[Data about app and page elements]
----------------------------------------

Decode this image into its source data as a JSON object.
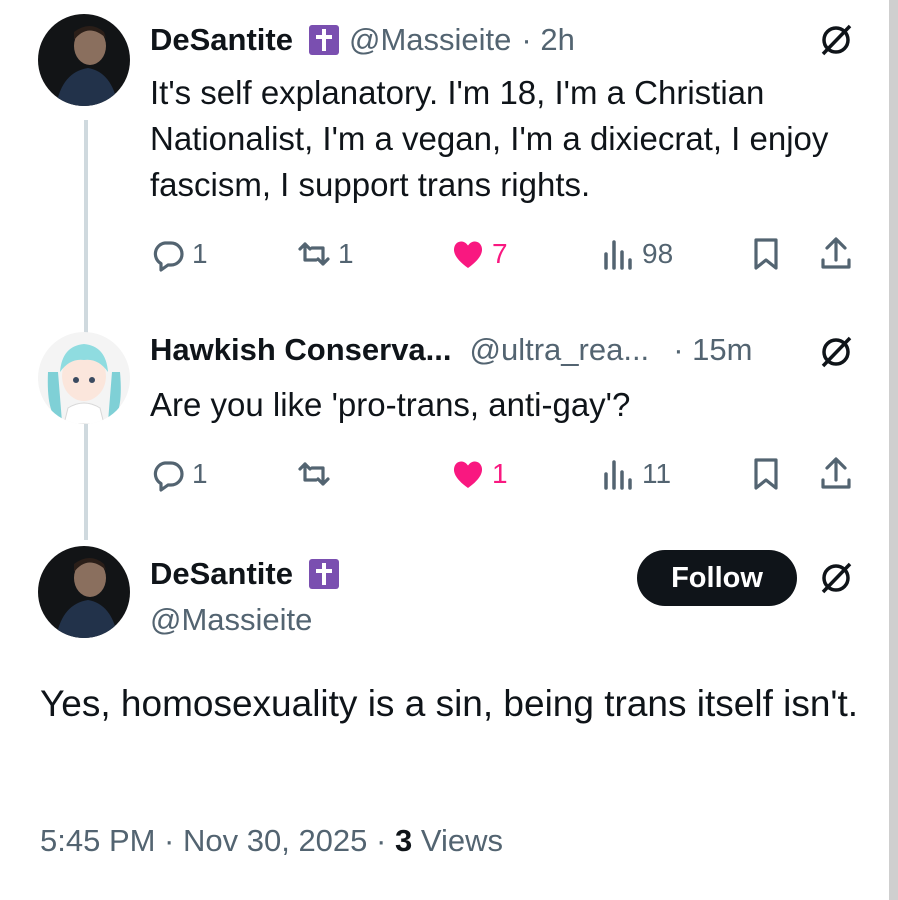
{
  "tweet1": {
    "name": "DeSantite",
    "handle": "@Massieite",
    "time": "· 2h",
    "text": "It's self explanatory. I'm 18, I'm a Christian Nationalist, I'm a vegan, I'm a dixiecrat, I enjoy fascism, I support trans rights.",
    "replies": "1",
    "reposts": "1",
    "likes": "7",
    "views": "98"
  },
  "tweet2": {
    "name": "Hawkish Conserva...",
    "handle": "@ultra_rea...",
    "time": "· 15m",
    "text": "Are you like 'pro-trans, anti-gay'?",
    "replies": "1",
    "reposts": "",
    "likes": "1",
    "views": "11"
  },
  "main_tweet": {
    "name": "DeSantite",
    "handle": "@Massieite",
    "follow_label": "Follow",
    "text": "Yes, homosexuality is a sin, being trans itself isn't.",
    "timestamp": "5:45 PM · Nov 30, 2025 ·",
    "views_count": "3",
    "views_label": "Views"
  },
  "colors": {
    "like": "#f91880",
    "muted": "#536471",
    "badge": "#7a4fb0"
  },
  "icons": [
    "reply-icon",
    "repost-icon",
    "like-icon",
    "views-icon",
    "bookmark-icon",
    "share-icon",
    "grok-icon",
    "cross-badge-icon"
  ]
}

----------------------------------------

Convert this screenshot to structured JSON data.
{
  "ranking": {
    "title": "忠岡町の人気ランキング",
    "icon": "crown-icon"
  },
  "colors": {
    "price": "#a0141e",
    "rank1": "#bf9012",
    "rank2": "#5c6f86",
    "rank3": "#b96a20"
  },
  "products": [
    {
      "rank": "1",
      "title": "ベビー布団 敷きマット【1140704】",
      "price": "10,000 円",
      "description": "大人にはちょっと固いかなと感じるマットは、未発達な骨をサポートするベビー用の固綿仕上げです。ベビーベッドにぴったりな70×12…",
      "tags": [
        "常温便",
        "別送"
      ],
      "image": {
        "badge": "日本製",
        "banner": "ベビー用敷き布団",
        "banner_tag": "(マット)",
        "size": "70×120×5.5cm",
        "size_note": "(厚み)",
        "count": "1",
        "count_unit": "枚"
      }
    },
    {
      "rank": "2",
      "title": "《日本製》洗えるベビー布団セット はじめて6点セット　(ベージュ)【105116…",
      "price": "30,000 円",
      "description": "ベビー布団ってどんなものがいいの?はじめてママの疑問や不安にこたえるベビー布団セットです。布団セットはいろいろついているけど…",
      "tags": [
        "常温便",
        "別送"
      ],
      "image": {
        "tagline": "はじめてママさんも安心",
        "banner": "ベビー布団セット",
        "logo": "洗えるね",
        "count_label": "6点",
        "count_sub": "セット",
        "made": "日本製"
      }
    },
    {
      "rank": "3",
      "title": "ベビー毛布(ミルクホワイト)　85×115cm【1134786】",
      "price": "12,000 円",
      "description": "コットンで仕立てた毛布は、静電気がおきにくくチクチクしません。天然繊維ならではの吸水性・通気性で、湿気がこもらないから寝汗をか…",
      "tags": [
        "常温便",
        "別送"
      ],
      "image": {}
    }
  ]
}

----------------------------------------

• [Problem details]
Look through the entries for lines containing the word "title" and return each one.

• [Response below]
    "title": "忠岡町の人気ランキング",
      "title": "ベビー布団 敷きマット【1140704】",
      "title": "《日本製》洗えるベビー布団セット はじめて6点セット　(ベージュ)【105116…",
      "title": "ベビー毛布(ミルクホワイト)　85×115cm【1134786】",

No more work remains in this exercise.